By Jim Boesch
What if we helped men use their spiritual gifts?
How much more kingdom-building for Jesus could be accomplished in our local churches if we helped get the right men in the right places for the right reasons and at the right time?
How much more discipling could occur if we helped just one church leadership team focus on a spiritual-gifts ministry whose goal is to help believers get more engaged and equipped to be fruitful and fulfilled in meaningful places of service to and with others?
“You, my brothers, were called to be free. But do not use your freedom to indulge the sinful nature, rather, serve one another in love.”
What if the vision for this spiritual gifts ministry was to “glorify God and edify others?”
Our serving glorifies God because it is a form of worship.
“Therefore, I urge you, brothers and sisters, in view of God’s mercy, to offer your bodies as a living sacrifice, holy and pleasing to God—this is your true and proper worship.”
“If anyone speaks, they should do so as one who speaks the very words of God. If anyone serves, they should do so with the strength God provides, so that in all things God may be praised through Jesus Christ. To him be the glory and the power for ever and ever. Amen”
1 Peter 4:11
Our serving builds up or edifies others.
“So Christ himself gave the apostles, the prophets, the evangelists, the pastors and teachers, to equip his people for works of service, so that the body of Christ may be built up.”
What if we helped men serve in accordance with assessments in three areas of discernment?
- Spiritual gifts that answer the question: “What do I do best?” “In what areas of service do I show the most competence?”
- Personal style that answers the question: “How do I best serve?” “How can I find an area of service so I will be confident I am serving the kingdom in the way God has planned?”
- Ministry passion that answers the question: “Where can I serve that will motivate me?”
By definition, spiritual gifts are special abilities given by the Holy Spirit and distributed to every believer according to God’s design and grace for the common good of the body of Christ.

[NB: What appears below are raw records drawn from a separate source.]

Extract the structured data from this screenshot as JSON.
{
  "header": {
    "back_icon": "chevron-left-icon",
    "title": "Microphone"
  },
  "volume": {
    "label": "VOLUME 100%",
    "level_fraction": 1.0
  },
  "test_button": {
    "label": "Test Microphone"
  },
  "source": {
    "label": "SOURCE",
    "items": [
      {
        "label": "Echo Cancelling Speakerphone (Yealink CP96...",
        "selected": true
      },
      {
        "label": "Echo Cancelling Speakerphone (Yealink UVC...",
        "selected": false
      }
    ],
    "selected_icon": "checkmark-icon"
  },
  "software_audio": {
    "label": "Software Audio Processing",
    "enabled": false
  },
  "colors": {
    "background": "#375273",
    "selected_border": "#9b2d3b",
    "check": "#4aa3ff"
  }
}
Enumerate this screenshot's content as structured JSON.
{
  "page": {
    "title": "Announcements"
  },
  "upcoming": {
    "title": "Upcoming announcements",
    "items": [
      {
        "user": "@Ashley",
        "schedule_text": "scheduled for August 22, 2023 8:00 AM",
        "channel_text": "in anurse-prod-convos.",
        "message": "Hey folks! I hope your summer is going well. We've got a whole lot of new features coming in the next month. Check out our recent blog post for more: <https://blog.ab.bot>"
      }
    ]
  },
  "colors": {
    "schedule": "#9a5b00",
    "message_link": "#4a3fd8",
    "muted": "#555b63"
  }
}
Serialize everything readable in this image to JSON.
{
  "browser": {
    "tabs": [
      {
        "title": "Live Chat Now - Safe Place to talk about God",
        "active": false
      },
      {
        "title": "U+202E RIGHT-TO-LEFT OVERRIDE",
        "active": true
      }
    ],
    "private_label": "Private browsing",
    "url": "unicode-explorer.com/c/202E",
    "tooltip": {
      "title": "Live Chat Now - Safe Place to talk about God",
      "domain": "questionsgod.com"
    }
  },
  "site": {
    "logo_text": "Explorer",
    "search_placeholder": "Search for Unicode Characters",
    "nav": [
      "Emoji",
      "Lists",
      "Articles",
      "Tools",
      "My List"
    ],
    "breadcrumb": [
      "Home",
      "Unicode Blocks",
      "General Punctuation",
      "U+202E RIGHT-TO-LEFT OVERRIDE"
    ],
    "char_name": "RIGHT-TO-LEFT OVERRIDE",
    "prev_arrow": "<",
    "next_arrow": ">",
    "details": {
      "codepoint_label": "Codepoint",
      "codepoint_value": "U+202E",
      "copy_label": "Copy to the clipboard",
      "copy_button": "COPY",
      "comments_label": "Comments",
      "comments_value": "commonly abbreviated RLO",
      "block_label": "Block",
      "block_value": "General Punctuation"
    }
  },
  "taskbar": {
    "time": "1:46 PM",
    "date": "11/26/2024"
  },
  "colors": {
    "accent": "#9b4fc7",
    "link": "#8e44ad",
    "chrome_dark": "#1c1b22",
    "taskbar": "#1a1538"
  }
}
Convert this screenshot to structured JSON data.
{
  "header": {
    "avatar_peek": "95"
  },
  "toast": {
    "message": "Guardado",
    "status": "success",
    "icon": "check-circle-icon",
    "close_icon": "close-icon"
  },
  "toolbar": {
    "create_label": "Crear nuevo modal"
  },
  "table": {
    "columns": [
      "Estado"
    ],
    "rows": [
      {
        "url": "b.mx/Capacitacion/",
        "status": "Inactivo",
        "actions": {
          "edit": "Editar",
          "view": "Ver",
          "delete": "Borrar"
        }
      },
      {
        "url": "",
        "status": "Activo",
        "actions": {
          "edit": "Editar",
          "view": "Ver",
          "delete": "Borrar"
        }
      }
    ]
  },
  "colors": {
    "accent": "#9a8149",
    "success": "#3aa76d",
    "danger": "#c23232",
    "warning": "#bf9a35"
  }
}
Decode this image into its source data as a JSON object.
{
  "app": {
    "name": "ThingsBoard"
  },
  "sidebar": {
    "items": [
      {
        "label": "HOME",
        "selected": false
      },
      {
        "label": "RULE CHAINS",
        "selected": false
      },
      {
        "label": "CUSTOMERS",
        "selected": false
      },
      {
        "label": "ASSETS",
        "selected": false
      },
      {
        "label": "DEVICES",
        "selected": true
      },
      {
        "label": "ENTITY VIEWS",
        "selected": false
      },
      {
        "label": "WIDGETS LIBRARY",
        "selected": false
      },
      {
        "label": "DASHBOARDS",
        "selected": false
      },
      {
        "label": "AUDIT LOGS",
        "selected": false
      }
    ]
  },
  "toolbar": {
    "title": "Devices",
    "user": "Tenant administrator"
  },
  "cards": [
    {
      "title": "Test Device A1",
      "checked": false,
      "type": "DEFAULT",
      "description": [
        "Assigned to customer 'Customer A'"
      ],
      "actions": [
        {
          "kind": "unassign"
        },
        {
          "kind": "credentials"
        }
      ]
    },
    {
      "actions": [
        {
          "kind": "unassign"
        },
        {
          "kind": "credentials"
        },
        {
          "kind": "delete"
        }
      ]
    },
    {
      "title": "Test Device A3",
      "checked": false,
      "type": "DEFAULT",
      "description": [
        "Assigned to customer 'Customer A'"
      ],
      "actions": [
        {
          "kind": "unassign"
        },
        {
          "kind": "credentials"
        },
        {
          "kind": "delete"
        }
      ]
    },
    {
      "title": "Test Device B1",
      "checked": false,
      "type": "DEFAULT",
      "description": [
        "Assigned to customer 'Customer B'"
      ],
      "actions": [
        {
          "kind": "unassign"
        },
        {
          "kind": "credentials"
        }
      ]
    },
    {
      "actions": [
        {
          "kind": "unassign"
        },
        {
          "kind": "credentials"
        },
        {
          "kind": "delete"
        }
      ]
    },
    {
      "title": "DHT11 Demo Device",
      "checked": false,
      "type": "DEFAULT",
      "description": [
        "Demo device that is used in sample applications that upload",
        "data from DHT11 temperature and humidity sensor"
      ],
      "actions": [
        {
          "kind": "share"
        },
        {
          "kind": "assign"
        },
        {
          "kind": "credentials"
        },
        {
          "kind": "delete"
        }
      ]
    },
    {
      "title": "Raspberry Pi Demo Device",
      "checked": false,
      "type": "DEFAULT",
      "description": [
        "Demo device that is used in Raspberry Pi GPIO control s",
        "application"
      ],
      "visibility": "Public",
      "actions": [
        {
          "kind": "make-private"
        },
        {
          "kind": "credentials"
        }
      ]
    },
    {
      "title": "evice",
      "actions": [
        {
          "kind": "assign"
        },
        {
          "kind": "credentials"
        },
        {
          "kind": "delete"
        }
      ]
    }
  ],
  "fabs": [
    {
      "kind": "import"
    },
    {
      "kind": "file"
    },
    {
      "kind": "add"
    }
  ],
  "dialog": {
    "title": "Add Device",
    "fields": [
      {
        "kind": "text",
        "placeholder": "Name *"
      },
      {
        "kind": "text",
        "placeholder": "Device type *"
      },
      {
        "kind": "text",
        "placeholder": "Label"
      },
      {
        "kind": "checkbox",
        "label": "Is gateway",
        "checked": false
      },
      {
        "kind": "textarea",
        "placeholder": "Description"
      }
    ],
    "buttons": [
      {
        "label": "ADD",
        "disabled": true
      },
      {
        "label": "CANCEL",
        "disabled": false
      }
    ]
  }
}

“To one there is given through the Spirit a message of wisdom, to another a message of knowledge by means of the same Spirit, to another faith by the same Spirit, to another gifts of healing by that one Spirit, to another miraculous powers, to another prophecy, to another distinguishing between spirits, to another speaking in different kinds of tongues and to still another the interpretation of tongues.”
I Corinthians 12:8-10
“Each of you should use whatever gift you have received to serve others, as faithful stewards of God’s grace in its various forms
I Peter 4:10
“Now to each one the manifestation of the Spirit is given for the common good.
I Corinthians 12:7
A key point to remember as we help other men ascertain their spiritual gifts and the role they can play in their discipling journey is there are no right or wrong gifts, no right or wrong personality styles and no right or wrong ministry passions. They are just different. And God has planned it that way!
But in fact God has placed the parts in the body, every one of them, just as he wanted them to be.
I Corinthians 12:18
Note: The questions and comments above are birthed from the Network Ministries International’s Spiritual Gifts assessment resource. I am deeply immersed in participating in and learning more about this ministry as I lead a church-wide initiative to offer this spiritual-gifts-discovery process beginning September 6, 2015.
One of our key spiritual growth strategies of this kingdom work will be to reach out to men in our pews and in our community. We will invite them to join us in experiencing this gifts-based assessment opportunity. A hopeful outcome of this is it will be to provide men answers to questions about purpose, value and legacy.
If you have had any experience with this Network Spiritual Gifts Ministry program, please contact me and share your comments, thoughts, advice and shortcuts that were birthed during your time in this outreach ministry.
Jim Boesch, deployed staff member
General Commission on United Methodist Men